In the glass, Lost Souls presents itself as a fully hazy concoction, resembling the radiant hue of pineapple juice. Its appearance is further adorned by a generous, billowing white foam with a whipped meringue texture—an aesthetic triumph that aligns seamlessly with the hazy IPA classification.


The olfactory experience of Lost Souls is a journey through an expressive realm. The nose is greeted by the scent of overripe, sweet yellow mango, but with a saccharine quality reminiscent of mangosteen and jackfruit. The aromatic profile oscillates between sweetness and a hint of saltiness, evoking memories of the Gatorade Citrus Cooler, a flavor that holds a special place in the nostalgia of those who’ve savored it. Drawing parallels to Thai street food, the aroma conjures images of chili salt-rubbed pomelo sections—a sensory delight that consistently impresses.
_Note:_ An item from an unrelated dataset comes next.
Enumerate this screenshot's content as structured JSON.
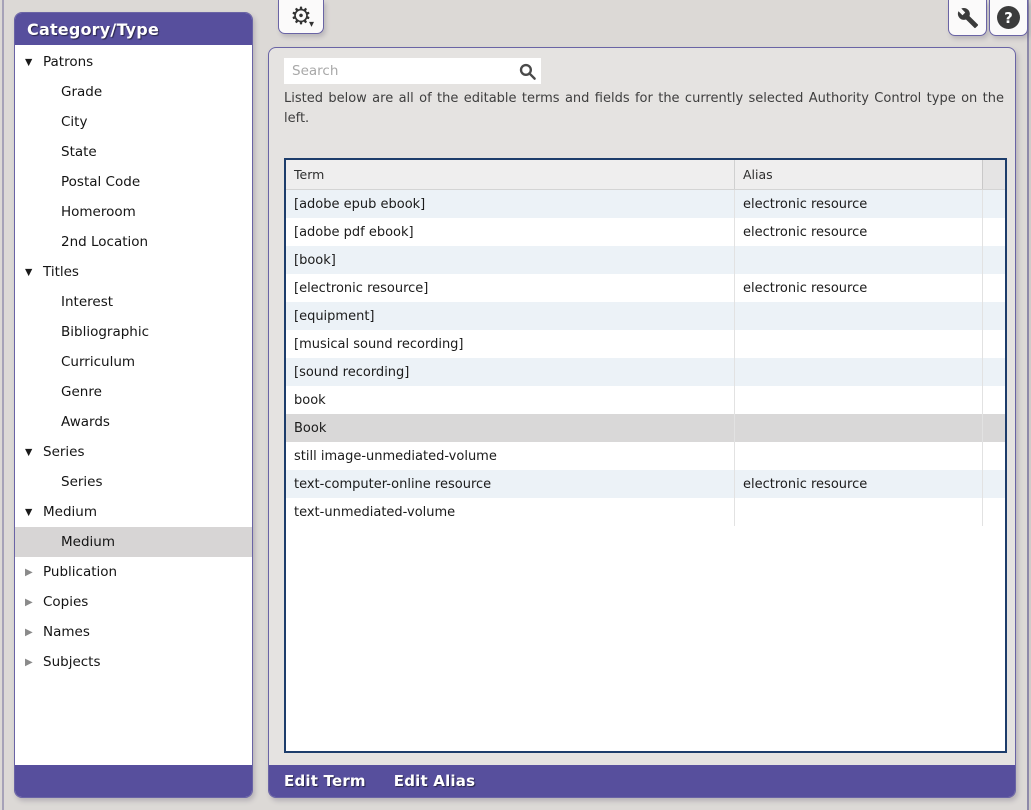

The flavor profile mirrors the aromatic promises, delivering a tropical medley of yellow fruits with a touch of bitter fruit skin to maintain equilibrium. A testament to its quality is the endorsement from my wife, who aptly described it as “straight up pineapple juice.” Importantly, the beer avoids the pitfalls of excessive sweetness, aligning its bitterness with the norms of the NE IPA style—typically subdued and less aggressive than conventional IPAs.


Lost Souls achieves an admirable balance in mouthfeel, avoiding the common pitfalls associated with many hazy IPAs. Instead of succumbing to a chalky or dusty texture, often a result of additives like wheat flour, the beer remains fresh and juicy. Its chewy consistency, akin to the density of white bread, prevails throughout the mid-palate and finish.


In summation, Lost Souls emerges as a well-rounded and commendable beer, effortlessly ticking all the boxes. It confidently competes with the top brewers in its style, such as Tree House and Trillium. Even at the five-week mark post-packaging—an often precarious period for IPA freshness—Lost Souls stands resolute, showcasing its impeccable condition. For enthusiasts of the hazy IPA style, passing up on this offering would be a missed opportunity.